There aren't a whole lot of compelling bargains these days when it comes to income-generating stocks, but there are a select few flying under the radar at the moment. AbbVie (ABBV 1.03%), Gilead Sciences (GILD -0.19%), and Teva Pharmaceutical Industries (TEVA -1.17%), for instance, are all trading at steep discounts relative to their peers. Here's a brief rundown of what makes these three dividend stocks cheap and why they might be worth buying right now.
AbbVie is a beaten-down Dividend Aristocrat
Since being spun off in 2013, AbbVie has increased its payout by a noteworthy 42% and offers income investors a sizable yield of 3.6% at current levels. However, despite its inclusion in the S&P Dividend Aristocrats Index (which it was grandfathered into, as its former parent company, Abbott Laboratories, is an Aristocrat), AbbVie's shares currently sport one of the lowest forward price-to-earnings ratios among all large-cap biotech stocks at 11.4.
The lowdown is that investors are deeply concerned about AbbVie's ability to overcome the entrance of generic versions, known as biosimilars, of its flagship anti-inflammatory drug Humira. Humira is scheduled to go off patent at the end of this year in the U.S., and several companies are already gearing up to challenge the biotech's dominance in this multibillion-dollar market. Before they can do so, however, they will have to overcome a wall of additional patents that AbbVie's management believes can delay the entry of generics until at least 2022.
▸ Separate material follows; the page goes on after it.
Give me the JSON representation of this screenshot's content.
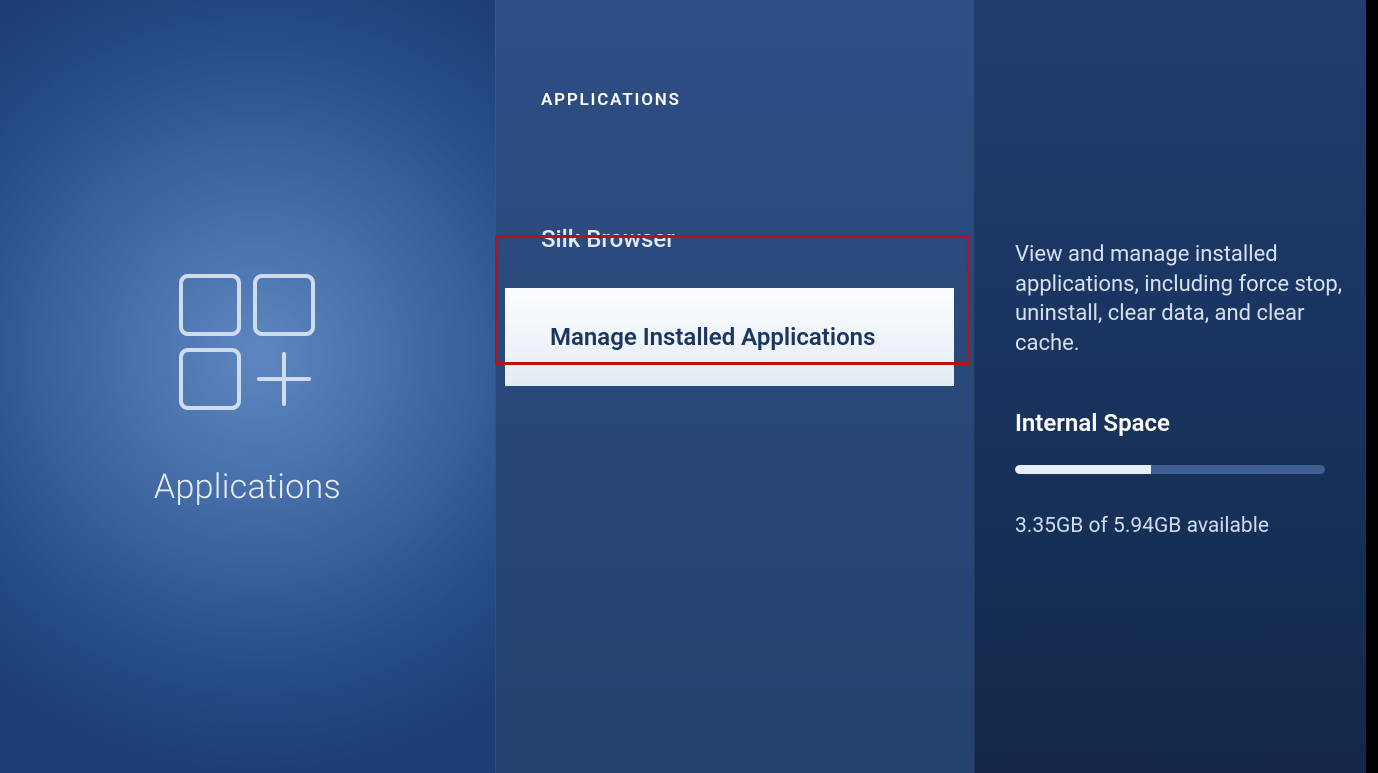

Aside from Humira, AbbVie also owns around half the commercial rights to the breakthrough blood cancer drug Imbruvica, which is on track to generate megablockbuster sales. And the biotech expects to further shore up its anti-inflammatory franchise in the near future with the second-generation JAK1 inhibitor, ABT-494, which is currently in late-stage testing for rheumatoid arthritis. All told, AbbVie does come with a healthy dose of risk due to Humira's uncertain future. But its current valuation is nonetheless attractive in light of the company's overall product portfolio and management's proven commitment to paying a top-tier dividend.
Gilead is the cheapest large-cap biotech, bar none
Gilead shares have been hammered this year after sales of its hepatitis C drug Harvoni took a big step backward in the second quarter. As a result, shareholders and analysts alike have been clamoring for management to put the biotech's war chest of nearly $30 billion to work by gobbling up a revenue-generating peer. For its part, though, management has been content to continue making smaller deals to grow the biotech's clinical pipeline and product portfolio more organically.
The market has nevertheless shown its displeasure with this strategy by assigning Gilead the absolute cheapest valuation among large-cap biotech stocks, based on its paltry forward price-to-earnings ratio of seven. In fact, Gilead's shares are trading at just a tad over three times its trailing-12-month revenue.
While Gilead's present dividend yield of 2.3% is average for a major drug manufacturer, the biotech's payout ratio of around 15% suggests that management may choose to increase the payout sometime soon. After all, Gilead is currently generating free cash flows of nearly $18 billion per year, and there's little reason to believe this situation will change anytime soon. And even though Gilead does seem destined to eventually dip into the kitty to pursue a franchise-level cancer drug, the biotech's enormous free cash flows and rock-bottom payout ratio strongly suggest that its dividend won't be a casualty of a large transaction.
Teva's risk appears overblown
Because of concerns that the 40 mg dose of Teva's flagship multiple sclerosis medicine Copaxone could face generic competition sooner than expected, the company's shares have struggled mightily this year, and are currently trading close to their 52-week lows as a result.
While the outcome of this legal battle is far from certain, the heart of the matter is that it's highly unlikely that a competitor would take the significant risk of launching a generic version until Teva has exhausted its entire range of legal options. What this means is that a generic rival probably won't hit the market until late 2018 at the earliest, implying that Wall Street has overreacted to this threat.
Putting this particular risk factor aside for the moment, Teva's shares are arguably a compelling buy right now for two primary reasons. First off, the drugmaker has shown a deep commitment to paying a fairly standard yield within its peer group over the last five-plus years, making it an attractive option for income-seeking investors:
Second, Teva has greatly diversified its revenue base by acquiring Allergan's (AGN) generic-drug unit this year, further reducing the risk of falling Copaxone sales. This deal is also expected to supercharge Teva's top line next year, with the company's sales forecast to rise by nearly 17% in 2017. Now, while it's true that this $40.5 billion transaction with Allergan hasn't been kind to Teva's balance sheet, the company's healthy growth trajectory should enable it to both pay off debt and maintain its shareholder rewards program going forward.